Playgrounds for the Mind: The Metaphoric Eye
This slide presentation dives deeply into the photographic landscape genre by skipping over traditional place-evoking views to look closely at the rocks themselves—in search of their suggestive power as metaphor. Having immersed myself in Surrealist and Abstract Expressionist art—the last schools of Modernism—I have discovered their themes in rock formations around the world. These are purely natural forms that, properly framed and processed, can stir up desires, dreams and fears in the vast underground of our unconscious (as Surrealism seeks to do), as well as offer visual representations of energy itself (the overall aim of Abstract Expressionism).

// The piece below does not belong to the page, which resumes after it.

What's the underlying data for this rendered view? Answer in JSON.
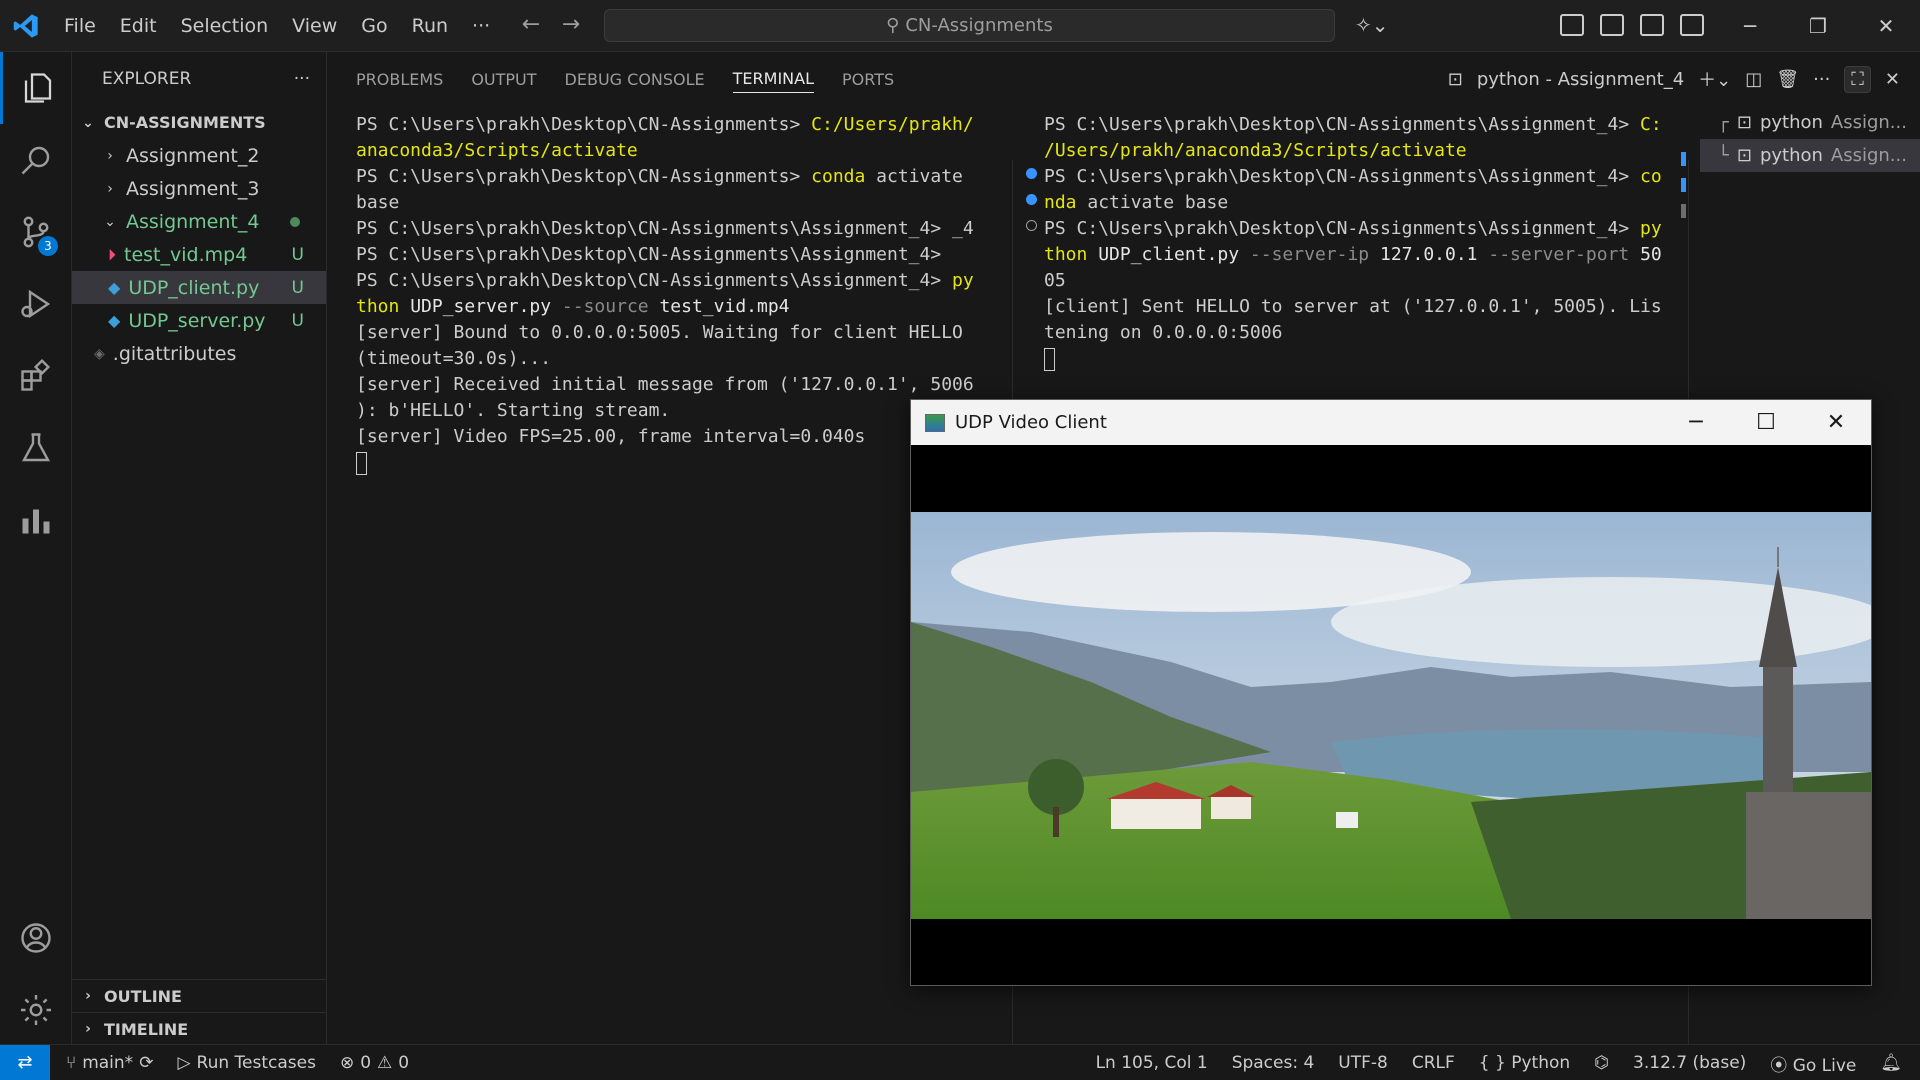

JOEL SIMPSON began conscious life enamored of nature, collecting and studying rocks, fossils, insects and seashells. He taught himself photography starting at age 13, beginning with a fascination with landscapes. His formal studies broadened out into literature, music, psychology, history, languages, and modern and contemporary art, including a PhD from Brown in comparative literature (1976) and a Master of Music from Loyola (New Orleans, 1994), with a focus on theory and criticism. He was also a performing and composing jazz pianist for 22 years, based in New Orleans.
Since returning to photography as a professional in 2002, he explored a number of photographic genres, but found himself drawn back to his childhood passion, rocks. Having immersed himself in 20th Century art, he discovered formal resonances in geological subjects with stylistic gestures and aesthetic approaches of Surrealist and Abstract Expressionist painters. The resulting rock images barely fit into standard landscape categories—so he invented his own: geological photography.
Simpson’s work has been exhibited in Paris (Musée de l’érotisme), Tours, Rome, Barcelona, and many US galleries and art fairs. His images have been published in Silvershotz (Australia), View Magazine (Brussels), Camera Arts (Boulder, CO) and Focus Exposures (online). Having explored many photographic modes (e.g. social documentary, figure studies, scrap metal, portraiture, fashion, archaeology), he now focuses on geological and landscape photography. He went around the world in 2014 and continues to travel extensively in search of provocative mineral formations.
In 2007 Simpson curated a 125-artist photography show at the Williamsburg Art and Historical (WAH) Center in Brooklyn, Sun Pictures to Mega-Pixels, focusing on non-silver-based photography. The WAH Center continues to show and collect his work. He has lectured and taught photography extensively, including seminars on the Colorado Plateau. His awards include ten Black and White Spider Awards (2012–2020, UK), and was named one of the “10 Best Landscape Photographers of 2019” and one of the “18 Best Landscape Photographers of 2021” by One Eyeland (India). His 168-pp book, Earthforms: Intimate Portraits of Our Planet, was featured on the cover of Natural History magazine (June, 2019), and won the 2019 Nautilus Gold Award for Art and Photography. A shorter book, Playgrounds for the Mind: The Art of Geological Photography (50 pp., 2021), distills his original approach to photographing rock formations for their metaphorical charge.